COVID UPDATE: The car park is open and the trails are accessible under the Scottish Outdoor Access Code. We look forward to welcoming you back soon. All of Scotland’s wild places and green spaces are vital for the survival of its unique, amazing wildlife. If you plan to head out to these areas please respect and protect Scotland’s great outdoors and leave no trace. Thank you #RespectProtectEnjoy #ScottishOutdoorAccessCode #CheckBeforeYouGo
For a woodland walk, it's great place to visit. In spring & summer, the wood fills with a carpet of bluebells, other flowers and birdsong while red squirrels are busy in the trees. Visit the otter platform, where you may luckily see one in the river.
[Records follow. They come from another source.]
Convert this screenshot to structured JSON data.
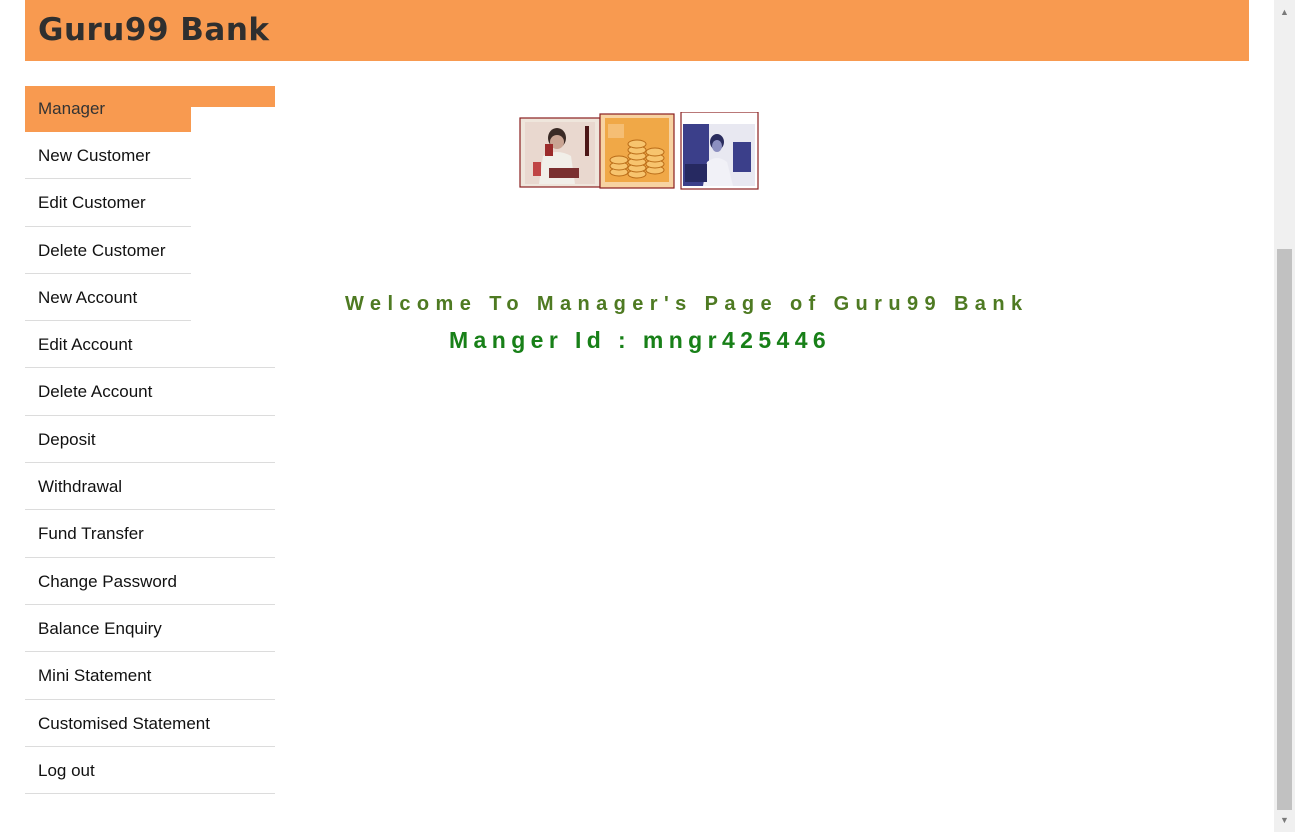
{
  "header": {
    "brand": "Guru99 Bank"
  },
  "menu": {
    "heading": "Manager",
    "items": [
      {
        "label": "New Customer"
      },
      {
        "label": "Edit Customer"
      },
      {
        "label": "Delete Customer"
      },
      {
        "label": "New Account"
      },
      {
        "label": "Edit Account"
      },
      {
        "label": "Delete Account"
      },
      {
        "label": "Deposit"
      },
      {
        "label": "Withdrawal"
      },
      {
        "label": "Fund Transfer"
      },
      {
        "label": "Change Password"
      },
      {
        "label": "Balance Enquiry"
      },
      {
        "label": "Mini Statement"
      },
      {
        "label": "Customised Statement"
      },
      {
        "label": "Log out"
      }
    ]
  },
  "main": {
    "welcome": "Welcome To Manager's Page of Guru99 Bank",
    "manager_id": "Manger Id : mngr425446"
  },
  "colors": {
    "accent": "#f89a50",
    "welcome_text": "#4e7a22",
    "manager_id_text": "#188018"
  },
  "icons": {
    "scroll_up": "scroll-up-arrow-icon",
    "scroll_down": "scroll-down-arrow-icon"
  }
}
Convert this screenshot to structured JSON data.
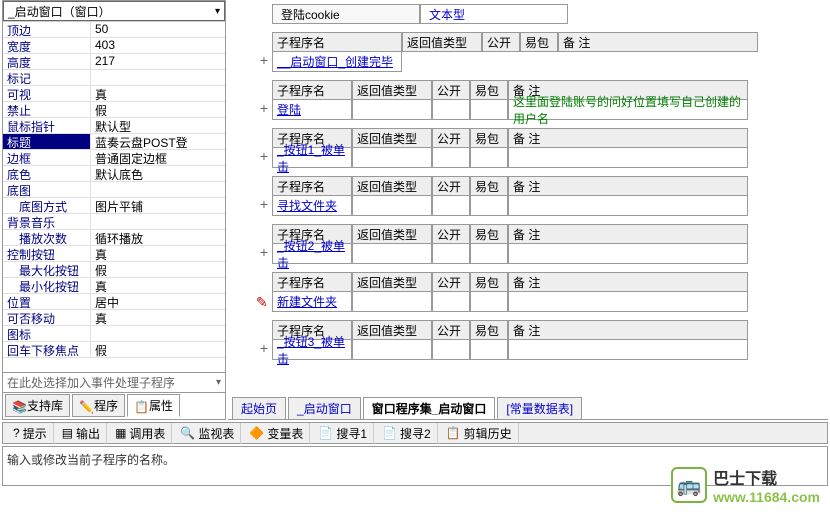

The Wood of Cree is the largest ancient wood in southern Scotland. In spring, the woodland really comes alive, with bluebells on the ground and birdsong in the air. You'll hear pied flycatchers and warblers. The wood is the perfect place to see willow tits, which are declining in the UK, as well as barn and tawny owls, and visitors such as redstarts and garden warblers. While you're here, spend some time on the otter platform and look out onto the river, which is teeming with life throughout the year.
Entry and parking is free but donations to help us continue our work here are welcome.Staff are not always present but the reserve is open at all times, throughout the year. For information about events on this reserve, check http://www.rspb.org.uk/events/.
Carpets of bluebells and other woodland flowers; woodland birds include pied flycatchers, redstarts, tree pipits, wood warblers, willow tits, buzzards and great spotted woodpeckers. A range of bat species including the rare Leisler's bat. Red squirrels, otters and roe deer.
Woodland birds include pied flycatchers, redstarts, tree pipits, wood warblers, willow tits, buzzards and great spotted woodpeckers. A range of bat species including the rare Leisler's bat. Red squirrels, otters and roe deer.
Goldeneyes, whooper swans, teal and mallards arrive on the reserve.
Winter is a good time to explore the woodland as birds and squirrels are easier to see when there are no leaves to get in the way! Roving flocks of tits may be accompanied by woodpeckers and treecreepers.Charms of finches can also be seen.
Information for dog owners
This nature reserve is important for wildlife. RSPB Scotland welcomes responsible access, in line with the Scottish Outdoor Access Code. During the ground-nesting bird breeding season (1 April to 15 August) we request that you keep your dog close to you, preferably on a short lead, clean up after your dog and that you keep to the paths.